“Coming to America was a blessing for them [her parents],” Davidson said. “But they were still afraid of uniforms. Of policeman. Of anyone in a uniform. And that lasted their entire lives.”

Being American, for Davidson, means freedom.

“I will say it all the days of my life: America is the best country on the planet. That doesn’t mean we’ve never made a mistake, it doesn’t mean that we will never make a mistake, and it doesn’t mean that we don’t have a lot to learn,” Davidson said. “But we have freedoms, we have abilities, we have choices that most people don’t understand having. They’ve never experienced it. We can elect our leader, or we can have our leader replaced by another leader. We have the freedom to choose our lives, what we want to do with our lives, how much education we’re going to give ourselves or our children. We are the best country, we are the most giving, loyal people on the planet. But that doesn’t mean we don’t have a lot to learn.”

According to a study from the Center for the Study of Hate and Extremism at California State University, hate crimes in the country’s largest cities have consistently increased every year for the past four years, while the nation’s overall crime rate has been on a decline since the 1990’s. In the wake of the October massacre at the Tree of Life Synagogue in Pittsburgh and children being detained at the Southern border, it would be easy for one to assume that we’ve reached a point of no return.

But this is not the America Davidson knows, and the nation that she thinks we can be.
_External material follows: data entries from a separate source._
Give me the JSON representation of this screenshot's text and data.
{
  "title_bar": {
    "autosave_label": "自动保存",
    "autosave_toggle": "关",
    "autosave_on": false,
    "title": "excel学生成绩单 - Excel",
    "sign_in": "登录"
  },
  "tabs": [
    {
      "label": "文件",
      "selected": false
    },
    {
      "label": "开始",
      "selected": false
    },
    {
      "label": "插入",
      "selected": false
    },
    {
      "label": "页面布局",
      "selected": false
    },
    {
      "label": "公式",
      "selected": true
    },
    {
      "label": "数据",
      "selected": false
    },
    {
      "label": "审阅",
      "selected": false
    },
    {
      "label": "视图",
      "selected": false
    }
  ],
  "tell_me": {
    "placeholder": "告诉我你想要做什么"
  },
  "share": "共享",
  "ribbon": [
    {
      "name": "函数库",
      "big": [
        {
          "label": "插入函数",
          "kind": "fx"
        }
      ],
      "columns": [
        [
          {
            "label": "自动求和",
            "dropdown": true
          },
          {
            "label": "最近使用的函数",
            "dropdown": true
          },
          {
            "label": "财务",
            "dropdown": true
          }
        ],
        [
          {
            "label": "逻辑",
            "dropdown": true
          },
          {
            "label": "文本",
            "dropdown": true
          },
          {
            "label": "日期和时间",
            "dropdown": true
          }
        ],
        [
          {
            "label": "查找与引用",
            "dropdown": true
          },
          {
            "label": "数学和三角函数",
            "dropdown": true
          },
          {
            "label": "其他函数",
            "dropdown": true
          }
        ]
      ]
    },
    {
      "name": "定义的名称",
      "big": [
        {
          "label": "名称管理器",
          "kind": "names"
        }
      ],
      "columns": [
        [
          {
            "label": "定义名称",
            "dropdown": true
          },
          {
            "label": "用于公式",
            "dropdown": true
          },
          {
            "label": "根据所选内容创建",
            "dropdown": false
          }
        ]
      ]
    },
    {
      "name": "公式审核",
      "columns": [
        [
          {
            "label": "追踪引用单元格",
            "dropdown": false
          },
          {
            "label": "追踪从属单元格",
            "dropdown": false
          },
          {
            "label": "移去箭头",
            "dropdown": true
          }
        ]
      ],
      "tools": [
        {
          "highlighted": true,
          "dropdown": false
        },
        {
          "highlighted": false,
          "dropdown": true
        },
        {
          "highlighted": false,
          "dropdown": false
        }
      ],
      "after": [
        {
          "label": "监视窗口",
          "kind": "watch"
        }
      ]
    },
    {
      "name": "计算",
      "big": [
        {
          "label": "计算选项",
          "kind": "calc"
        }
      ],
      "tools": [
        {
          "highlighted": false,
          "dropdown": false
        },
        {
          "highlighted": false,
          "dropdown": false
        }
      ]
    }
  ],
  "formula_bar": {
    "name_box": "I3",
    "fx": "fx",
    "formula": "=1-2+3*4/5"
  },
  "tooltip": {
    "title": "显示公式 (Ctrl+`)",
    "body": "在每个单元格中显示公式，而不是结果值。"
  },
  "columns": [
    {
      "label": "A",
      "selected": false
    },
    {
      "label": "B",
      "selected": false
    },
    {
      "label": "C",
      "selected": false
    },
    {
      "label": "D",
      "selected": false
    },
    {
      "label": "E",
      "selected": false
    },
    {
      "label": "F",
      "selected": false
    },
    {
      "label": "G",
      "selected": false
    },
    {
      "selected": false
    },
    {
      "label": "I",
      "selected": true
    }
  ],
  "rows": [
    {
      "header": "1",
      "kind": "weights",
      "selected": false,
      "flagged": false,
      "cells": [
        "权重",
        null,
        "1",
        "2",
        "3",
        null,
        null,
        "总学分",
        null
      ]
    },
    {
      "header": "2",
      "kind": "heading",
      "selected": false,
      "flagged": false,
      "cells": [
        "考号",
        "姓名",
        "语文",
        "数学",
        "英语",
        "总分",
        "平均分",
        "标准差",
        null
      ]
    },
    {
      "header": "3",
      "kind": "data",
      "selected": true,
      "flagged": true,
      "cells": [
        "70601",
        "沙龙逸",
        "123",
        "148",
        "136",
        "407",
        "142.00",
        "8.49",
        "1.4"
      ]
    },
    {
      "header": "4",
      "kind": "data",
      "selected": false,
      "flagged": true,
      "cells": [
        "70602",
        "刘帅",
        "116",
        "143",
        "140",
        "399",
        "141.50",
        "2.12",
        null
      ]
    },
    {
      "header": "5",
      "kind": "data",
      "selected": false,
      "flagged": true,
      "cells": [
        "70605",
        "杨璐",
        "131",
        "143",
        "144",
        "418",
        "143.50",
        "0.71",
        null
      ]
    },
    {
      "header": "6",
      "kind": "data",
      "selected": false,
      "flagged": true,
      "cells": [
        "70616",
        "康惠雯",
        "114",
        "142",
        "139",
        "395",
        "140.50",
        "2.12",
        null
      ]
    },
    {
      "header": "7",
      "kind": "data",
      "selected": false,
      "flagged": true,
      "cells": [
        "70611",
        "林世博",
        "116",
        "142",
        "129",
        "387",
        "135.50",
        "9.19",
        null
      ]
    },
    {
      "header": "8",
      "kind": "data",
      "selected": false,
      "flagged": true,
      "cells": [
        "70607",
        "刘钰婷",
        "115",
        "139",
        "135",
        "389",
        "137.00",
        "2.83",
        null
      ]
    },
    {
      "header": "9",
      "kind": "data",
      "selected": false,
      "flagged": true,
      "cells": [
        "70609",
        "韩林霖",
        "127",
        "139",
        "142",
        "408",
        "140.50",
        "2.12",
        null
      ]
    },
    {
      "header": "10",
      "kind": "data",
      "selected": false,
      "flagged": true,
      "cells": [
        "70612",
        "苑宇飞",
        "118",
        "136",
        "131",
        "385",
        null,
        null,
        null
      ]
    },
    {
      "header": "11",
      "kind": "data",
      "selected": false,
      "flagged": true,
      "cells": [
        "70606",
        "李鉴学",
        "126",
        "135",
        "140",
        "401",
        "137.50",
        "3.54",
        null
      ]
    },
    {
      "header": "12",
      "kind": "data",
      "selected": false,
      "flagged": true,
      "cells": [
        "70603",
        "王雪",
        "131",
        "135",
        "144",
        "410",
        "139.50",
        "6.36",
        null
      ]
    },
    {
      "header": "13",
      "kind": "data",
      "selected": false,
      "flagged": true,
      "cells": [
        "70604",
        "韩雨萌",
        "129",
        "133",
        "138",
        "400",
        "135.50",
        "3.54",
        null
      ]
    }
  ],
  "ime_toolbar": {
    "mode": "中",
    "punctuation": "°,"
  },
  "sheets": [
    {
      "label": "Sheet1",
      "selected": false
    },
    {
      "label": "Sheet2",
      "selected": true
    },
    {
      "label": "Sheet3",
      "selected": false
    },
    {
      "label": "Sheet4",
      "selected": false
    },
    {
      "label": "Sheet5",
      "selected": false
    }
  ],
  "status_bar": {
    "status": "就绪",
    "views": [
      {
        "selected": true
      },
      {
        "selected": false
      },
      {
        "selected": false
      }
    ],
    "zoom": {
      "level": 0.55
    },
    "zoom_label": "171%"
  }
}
“Atrocities are occurring everywhere on the planet right now, including here in America,” Davidson said. “This idea of keeping people out and putting people in almost displaced persons camps, I guess, is an obscenity. This is not what America is about. ‘Give me your tired, your poor, your huddled masses longing to be free,’ that is what America is about. And we cannot let fear and the fear being magnified by the news media and our politicians, to rule our lives and what we want to do.”

Although she admittedly hates public speaking, Davidson feels that she must share her story, because it is “essential that I speak to as many people as often as I can, because if we don’t study our history, we repeat our history.”

Unfortunately, Davidson finds that many have already forgotten a large part of our history.

“The Holocaust isn’t taught. It’s just recently that they’ve started doing this kind of thing [public speaking engagements]. But for years the Holocaust wasn’t taught,” Davidson said. “We were taught that slavery existed in the United States, and it’s a bad time for the United States history. But, we’re not ever going to have slavery again. We know that because we know that it existed and that it’s not good.

By recognizing the plight of refugees before, during and after World War II, IUPUI’s Holocaust Remembrance Ceremony hoped to share stories of the Holocaust that are still relevant today.

Dr. Jeremy Price, the faculty advisor for the IUPUI Jewish Student Association, explained that this event was co-sponsored by the Association, Exodus Refugee Immigration and the Immigrant Welcome Center.

“They do good work,” Price said, “and this is their area of expertise.”

Throughout the course of the hour-long event, Karen Dace, Vice Chancellor for Diversity, Equity, and Inclusion spoke on the campus’ dedication to inclusion, and a memorial candle lighting ceremony took place to honor the survivors, those who lost their lives, and the Allies. A traditional mourner’s prayer, called Kaddish Yatom, was also held to remember those who were lost.

For Davidson, events like this also create hope for the future. While the Federation hosts events for retiree groups and older adults, the bulk of their presentations are geared towards young adults in middle and high school.

“If you read the paper and listen to the news, the world is going to hell in a handbasket, the world hasn’t got a chance. The world is just terrible and awful and so on,” Davidson said. “And then you meet these kids and listen to them and answer their questions. The world isn’t going to hell in a handbasket,” Davidson says with a small smile. But we have to be on the watch. We can’t let people who would like to go to hell in a handbasket take us with them.”

Editor's Picks

Powered by SNworks Solutions by The State News
All Content © 2022 The Campus Citizen, IUPUI